The image below shows "Ferreteria" in Schelter-Kursiv font, then "Sargento de primero" in Leipziger Latein-Kursiv-- both from the font sample book linked above.
The last "Sargento de primero" is ITC Souvenir from fonts.com for comparison.
So what ever happened to Schelter & Geisecke? Why is it we can go and buy Souvenir today over at MyFonts? But we can not find Schelter-Kursiv or Lepziger Latein-Kursiv?
It actually survived up into World War 2. After the war, the company was in the Soviet controlled zone and was nationalized into a state run operation. In 1951, all of the type foundries under East German control were consolidated into one entity known as VEB Typoart. The forces that drove Typoart were far different than its American counterparts.

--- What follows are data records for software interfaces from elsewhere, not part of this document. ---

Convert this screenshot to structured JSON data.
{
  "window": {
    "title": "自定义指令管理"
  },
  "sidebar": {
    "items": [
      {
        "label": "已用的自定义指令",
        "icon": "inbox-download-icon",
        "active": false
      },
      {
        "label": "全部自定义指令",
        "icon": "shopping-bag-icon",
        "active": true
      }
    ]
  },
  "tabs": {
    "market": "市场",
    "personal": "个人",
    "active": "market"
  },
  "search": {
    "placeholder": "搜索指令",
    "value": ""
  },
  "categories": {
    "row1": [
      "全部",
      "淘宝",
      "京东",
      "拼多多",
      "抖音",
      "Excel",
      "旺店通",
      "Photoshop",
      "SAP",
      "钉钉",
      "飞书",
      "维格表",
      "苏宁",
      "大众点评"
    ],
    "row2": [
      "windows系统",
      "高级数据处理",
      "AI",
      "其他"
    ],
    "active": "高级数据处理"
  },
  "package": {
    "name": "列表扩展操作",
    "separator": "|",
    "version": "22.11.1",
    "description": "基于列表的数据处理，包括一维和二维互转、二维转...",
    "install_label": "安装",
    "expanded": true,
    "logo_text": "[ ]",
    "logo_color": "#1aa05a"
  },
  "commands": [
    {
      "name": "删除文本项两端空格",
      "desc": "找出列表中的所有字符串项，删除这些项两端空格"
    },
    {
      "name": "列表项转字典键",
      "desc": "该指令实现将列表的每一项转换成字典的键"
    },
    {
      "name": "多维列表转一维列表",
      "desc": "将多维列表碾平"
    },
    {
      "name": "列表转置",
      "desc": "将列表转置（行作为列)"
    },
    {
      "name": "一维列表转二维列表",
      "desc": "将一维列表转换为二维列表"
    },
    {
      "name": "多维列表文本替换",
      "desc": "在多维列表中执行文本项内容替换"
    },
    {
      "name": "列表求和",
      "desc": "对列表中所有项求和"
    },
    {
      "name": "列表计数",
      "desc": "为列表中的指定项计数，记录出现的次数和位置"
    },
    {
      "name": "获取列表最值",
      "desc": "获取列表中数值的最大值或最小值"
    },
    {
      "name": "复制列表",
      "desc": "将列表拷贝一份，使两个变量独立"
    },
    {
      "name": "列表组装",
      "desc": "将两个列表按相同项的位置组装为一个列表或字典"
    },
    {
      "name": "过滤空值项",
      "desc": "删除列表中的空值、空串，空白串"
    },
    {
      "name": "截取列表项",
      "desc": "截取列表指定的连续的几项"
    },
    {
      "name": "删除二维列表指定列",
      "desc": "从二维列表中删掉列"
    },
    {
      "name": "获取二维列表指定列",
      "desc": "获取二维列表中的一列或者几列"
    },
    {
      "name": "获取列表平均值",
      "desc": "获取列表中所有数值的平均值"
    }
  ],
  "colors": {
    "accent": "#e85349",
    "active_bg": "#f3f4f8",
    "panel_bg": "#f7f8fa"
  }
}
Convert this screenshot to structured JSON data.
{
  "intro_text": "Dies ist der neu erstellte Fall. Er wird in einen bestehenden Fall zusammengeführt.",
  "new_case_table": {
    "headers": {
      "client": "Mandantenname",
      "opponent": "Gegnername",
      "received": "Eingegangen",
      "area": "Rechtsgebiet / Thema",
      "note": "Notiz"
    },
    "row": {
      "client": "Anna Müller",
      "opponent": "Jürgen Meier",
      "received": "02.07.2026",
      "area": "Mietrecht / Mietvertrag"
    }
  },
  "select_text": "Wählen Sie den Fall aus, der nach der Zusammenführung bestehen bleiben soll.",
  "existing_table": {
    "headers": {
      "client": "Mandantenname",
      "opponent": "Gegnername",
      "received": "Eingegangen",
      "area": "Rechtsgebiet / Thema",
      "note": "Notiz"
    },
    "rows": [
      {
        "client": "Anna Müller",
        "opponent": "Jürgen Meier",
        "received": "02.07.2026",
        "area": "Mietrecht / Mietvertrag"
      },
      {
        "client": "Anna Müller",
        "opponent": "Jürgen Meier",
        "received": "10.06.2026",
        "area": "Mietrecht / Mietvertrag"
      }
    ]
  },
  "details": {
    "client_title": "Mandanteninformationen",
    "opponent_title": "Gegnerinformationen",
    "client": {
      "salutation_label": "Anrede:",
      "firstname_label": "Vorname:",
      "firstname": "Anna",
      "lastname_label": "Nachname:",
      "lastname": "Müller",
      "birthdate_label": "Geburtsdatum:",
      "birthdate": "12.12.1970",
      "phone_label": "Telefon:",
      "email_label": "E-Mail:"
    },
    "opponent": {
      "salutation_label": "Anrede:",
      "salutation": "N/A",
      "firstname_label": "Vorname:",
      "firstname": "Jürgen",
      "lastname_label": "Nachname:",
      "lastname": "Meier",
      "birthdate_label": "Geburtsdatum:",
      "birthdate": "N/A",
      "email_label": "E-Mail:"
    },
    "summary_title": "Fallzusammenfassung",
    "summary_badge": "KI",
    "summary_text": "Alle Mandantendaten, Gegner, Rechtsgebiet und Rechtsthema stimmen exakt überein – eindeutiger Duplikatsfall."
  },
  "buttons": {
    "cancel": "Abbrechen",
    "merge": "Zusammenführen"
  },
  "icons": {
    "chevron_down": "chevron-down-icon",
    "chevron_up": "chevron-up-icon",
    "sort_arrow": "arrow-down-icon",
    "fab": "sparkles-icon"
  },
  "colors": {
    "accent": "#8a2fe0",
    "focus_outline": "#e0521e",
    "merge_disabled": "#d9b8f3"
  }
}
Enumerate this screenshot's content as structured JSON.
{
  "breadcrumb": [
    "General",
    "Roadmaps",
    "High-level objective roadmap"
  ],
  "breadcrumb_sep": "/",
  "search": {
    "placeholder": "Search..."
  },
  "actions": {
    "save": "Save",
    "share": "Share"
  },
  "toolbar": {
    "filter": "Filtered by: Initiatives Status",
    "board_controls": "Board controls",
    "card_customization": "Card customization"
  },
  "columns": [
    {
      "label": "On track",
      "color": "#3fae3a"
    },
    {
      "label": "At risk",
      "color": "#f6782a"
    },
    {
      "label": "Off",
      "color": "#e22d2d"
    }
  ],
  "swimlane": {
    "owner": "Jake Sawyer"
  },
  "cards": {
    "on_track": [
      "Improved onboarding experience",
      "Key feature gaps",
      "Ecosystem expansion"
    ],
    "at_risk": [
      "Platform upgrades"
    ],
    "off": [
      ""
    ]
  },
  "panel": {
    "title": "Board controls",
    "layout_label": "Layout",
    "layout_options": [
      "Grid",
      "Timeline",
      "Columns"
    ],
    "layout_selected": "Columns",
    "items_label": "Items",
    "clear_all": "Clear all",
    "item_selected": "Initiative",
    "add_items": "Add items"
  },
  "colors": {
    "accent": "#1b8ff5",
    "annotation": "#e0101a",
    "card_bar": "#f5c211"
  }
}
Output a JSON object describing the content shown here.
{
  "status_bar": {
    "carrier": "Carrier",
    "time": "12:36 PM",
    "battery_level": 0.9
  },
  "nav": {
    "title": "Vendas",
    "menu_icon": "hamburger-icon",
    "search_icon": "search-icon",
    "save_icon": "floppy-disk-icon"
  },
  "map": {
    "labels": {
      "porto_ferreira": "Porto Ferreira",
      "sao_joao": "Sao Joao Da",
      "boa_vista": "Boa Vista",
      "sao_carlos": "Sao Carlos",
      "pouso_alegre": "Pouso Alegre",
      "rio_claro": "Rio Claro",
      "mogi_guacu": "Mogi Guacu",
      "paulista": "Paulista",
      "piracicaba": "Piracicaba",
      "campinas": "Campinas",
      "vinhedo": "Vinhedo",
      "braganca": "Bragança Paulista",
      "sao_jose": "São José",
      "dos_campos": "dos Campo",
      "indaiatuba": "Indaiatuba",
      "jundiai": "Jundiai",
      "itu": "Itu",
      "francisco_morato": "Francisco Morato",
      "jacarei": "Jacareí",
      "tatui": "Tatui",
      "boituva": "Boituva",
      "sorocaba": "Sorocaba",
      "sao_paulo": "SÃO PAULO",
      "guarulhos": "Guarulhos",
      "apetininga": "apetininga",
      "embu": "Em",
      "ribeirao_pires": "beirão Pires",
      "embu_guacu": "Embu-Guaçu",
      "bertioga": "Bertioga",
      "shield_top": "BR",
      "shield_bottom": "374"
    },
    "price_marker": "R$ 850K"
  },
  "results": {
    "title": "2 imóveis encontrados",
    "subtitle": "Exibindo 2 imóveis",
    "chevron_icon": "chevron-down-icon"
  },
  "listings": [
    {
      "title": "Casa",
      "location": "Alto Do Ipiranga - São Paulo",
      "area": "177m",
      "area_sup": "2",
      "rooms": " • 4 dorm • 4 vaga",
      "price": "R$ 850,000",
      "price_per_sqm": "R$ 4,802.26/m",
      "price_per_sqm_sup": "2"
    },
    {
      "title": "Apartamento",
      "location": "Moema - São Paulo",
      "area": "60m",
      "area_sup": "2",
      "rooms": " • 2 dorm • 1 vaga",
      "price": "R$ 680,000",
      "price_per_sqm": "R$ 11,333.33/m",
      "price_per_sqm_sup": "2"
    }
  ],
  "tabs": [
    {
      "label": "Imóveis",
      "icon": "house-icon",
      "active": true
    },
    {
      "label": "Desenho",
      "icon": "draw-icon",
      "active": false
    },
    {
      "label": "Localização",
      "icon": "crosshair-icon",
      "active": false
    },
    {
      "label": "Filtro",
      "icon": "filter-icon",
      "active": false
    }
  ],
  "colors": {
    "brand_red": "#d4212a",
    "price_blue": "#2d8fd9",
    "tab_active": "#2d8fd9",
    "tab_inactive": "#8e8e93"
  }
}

The world wide publishing industry had another revolution with the advent of phototypsetting. Much like the development of hot metal typesetting, there was a renewed interest in developing fonts for the new technology. In 1971, Ed Benguiat was hired to make the "digital" versions of Souvenir by ITC. It was during the 70's that the popularity of Souvenir reached its greatest height. It was used in signs, Playboy magazine, advertisements, and just about anywhere you could find text (including the Moldvay Dungeons and Dragons booklets).
But such popularity did not occur back in the Soviet Union. Typoart was more interested in utilitarian fonts for state projects. With the fall of the Berlin Wall in 1990, Souvenir had long faded into a passe font forever linked to the 70s. Typoart was transformed into a private company but it suffered difficulty trying to adjust to the free market. In 1995, it declared bankruptcy and the legal status of its font collection is in limbo to this day.
Jay Rutherford has put up a digitized collection of some of the VEB Typoart fonts, but none of them are similar to Schelter-Kursiv, Leipziger Latein-Kurisv, or Souvenir. And, so, that ends the quest for Souvenir, for now. There does not appear to be any similar "open licensed" font out there at the moment. Perhaps, an individual or company that is pursuing the current new wave of development will stumble upon the old Schelter-Kurisv samples and find inspiration from them. And develop something that will mimic the slants and soft edges of Souvenir. But until that day, the best option is to head over to one of the big font foundries and purchase the Souvenir font. Or to forgo attempting to mimic the font, and choose something different with a "free for commercial use" license. Google Web Fonts and Font Squirrel are two great services for finding "open licensed" fonts.
Part 2 of a series on Souvenir (Part 1, Part 3)